1. Jun 24, 2008

### supercali

1. The problem statement, all variables and given/known data
given this ODE with initial conditions y(1)=0
$$$(x + y^2 )dx - 2xydy = 0$$$
2. Relevant equations
solving this ODE gives us
$$$y = \sqrt {x\ln (x)}$$$
as we can see this equation is true only for x>=1
in order to use the theorem on existence and uniqueness we isulate for y'=f(x,y)
$$$y' = \frac{{(x + y^2 )}}{{2xy}}$$$
and we can see that when y=0 the equation is not defined
3. The attempt at a solution
my question is
1) if x>=1 does that mean that the bound for y is y>=0?
2)if it meaas that y>=0 then should i conclude that the theorem on existence and uniqueness does not apply here since the function is not continuous thus we cant say that the solution is unique? what does it mean
thanks for the help

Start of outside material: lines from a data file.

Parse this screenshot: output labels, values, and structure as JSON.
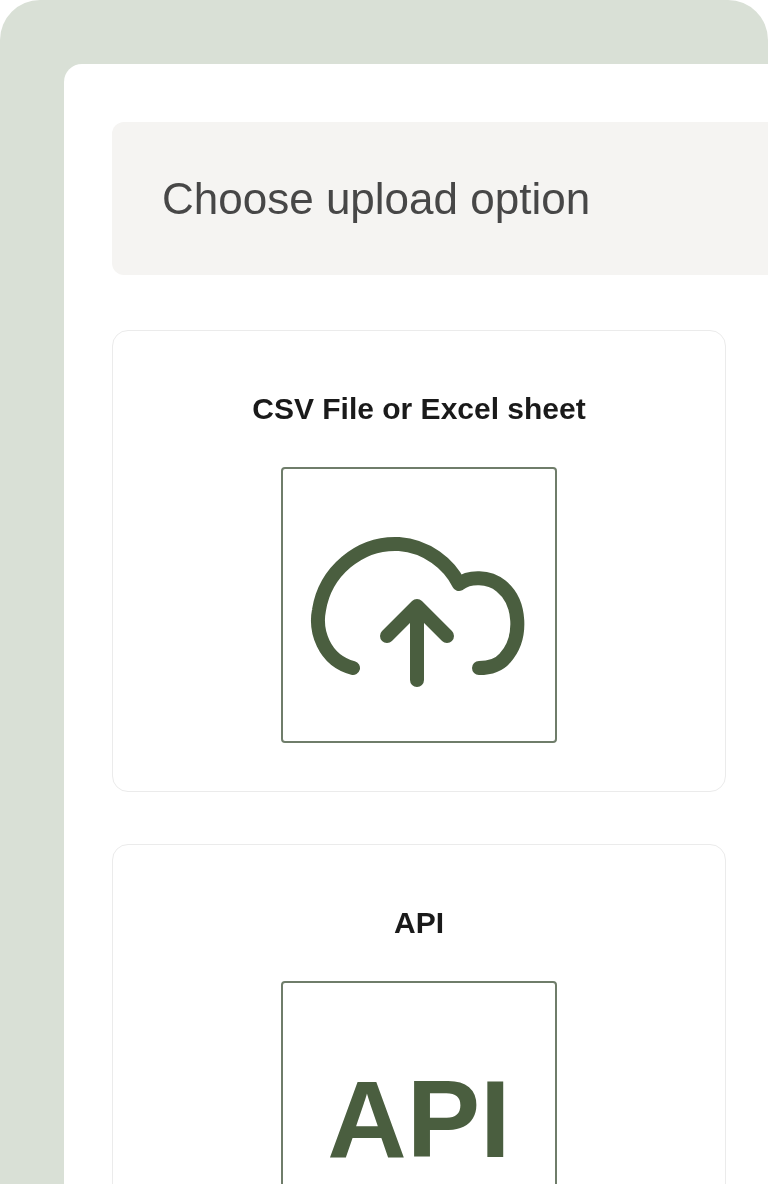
{
  "header": {
    "title": "Choose upload option"
  },
  "options": [
    {
      "kind": "upload",
      "title": "CSV File or Excel sheet"
    },
    {
      "kind": "api",
      "title": "API",
      "tile_text": "API"
    }
  ]
}
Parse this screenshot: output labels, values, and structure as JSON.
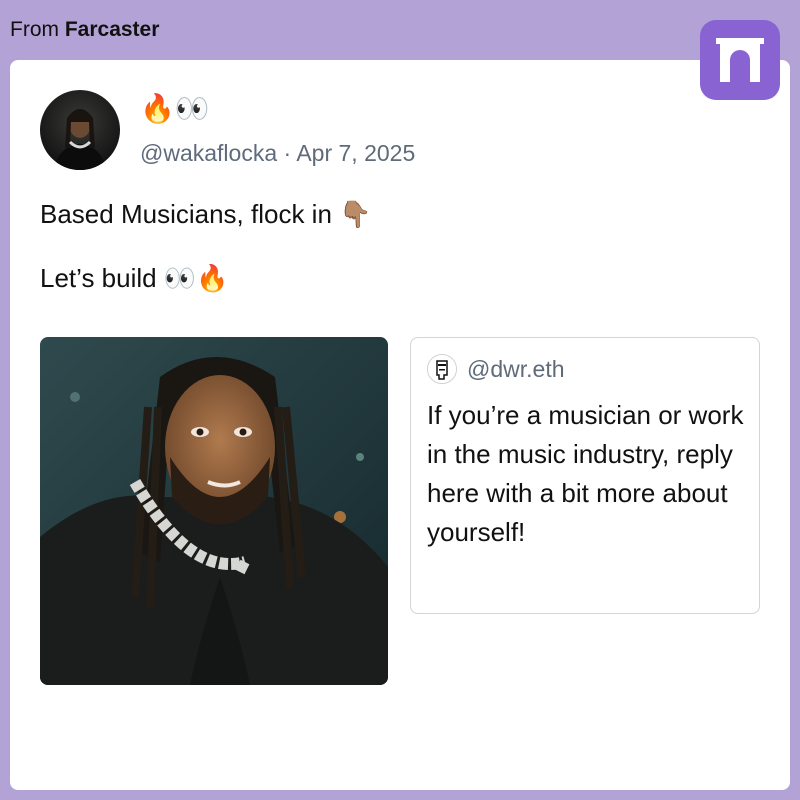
{
  "source": {
    "prefix": "From",
    "platform": "Farcaster"
  },
  "logo": {
    "icon": "farcaster-arch-icon",
    "color": "#8a63d2"
  },
  "post": {
    "display_name": "🔥👀",
    "handle": "@wakaflocka",
    "separator": "·",
    "date": "Apr 7, 2025",
    "text": "Based Musicians, flock in 👇🏽\n\nLet’s build 👀🔥"
  },
  "quote": {
    "handle": "@dwr.eth",
    "text": "If you’re a musician or work in the music industry, reply here with a bit more about yourself!"
  },
  "colors": {
    "frame": "#b3a2d6",
    "card": "#ffffff",
    "brand": "#8a63d2",
    "muted_text": "#5f6b7a"
  }
}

2. Jun 25, 2008

### Jitse Niesen

That's just one solution for the ODE. The general solution has a constant in there.

The equation is not defined when $2xy=0$. So y=0 is not the whole story.

No. It means that the equation has a unique solution for y>0 and y<0. Since you only found the solution for y>0, your solution is not complete.

3. Jun 25, 2008

### supercali

so i dont get it
the general solution was:
$$$\ln (x) - \frac{{y^2 }}{x} = c$$$
for the initial conditions y(1)=0
my solution was
$$$y = \sqrt {x\ln (x)}$$$

so i dont get it what is the final answer for this ODE?
does this slolution apply?
i get it the the ODE has a solution only for y>0 or y<0 but those arent my initial conditions!
so i dont quite understand

4. Jun 25, 2008

### Jitse Niesen

I'm sorry, my fault. I hadn't seen that you were given an initial condition. Yes, the solution
$$$\ln (x) - \frac{{y^2 }}{x} = c$$$
is correct (assuming that x > 0, which is the case here). And indeed, the initial condition implies that c = 0. However, the solution
$$$y = \sqrt {x\ln (x)}$$$
is slightly different (hint: the equation $x^2=1$ has two solutions).

To be more precise: the only thing you know is that the existence and uniqueness theorem does not apply for y = 0. It may be that there is no solution, it may be there is more than one solution, it may even be that there is only one solution.

5. Jun 26, 2008

### supercali

great i understand the explanation one more thing though
since i have found a solution that is:
$$$\ln (x) - \frac{{y^2 }}{x} = c$$$
and we know that the theorem does not apply for the initial conditions what can i say about this solution?
does it solve the initial problem?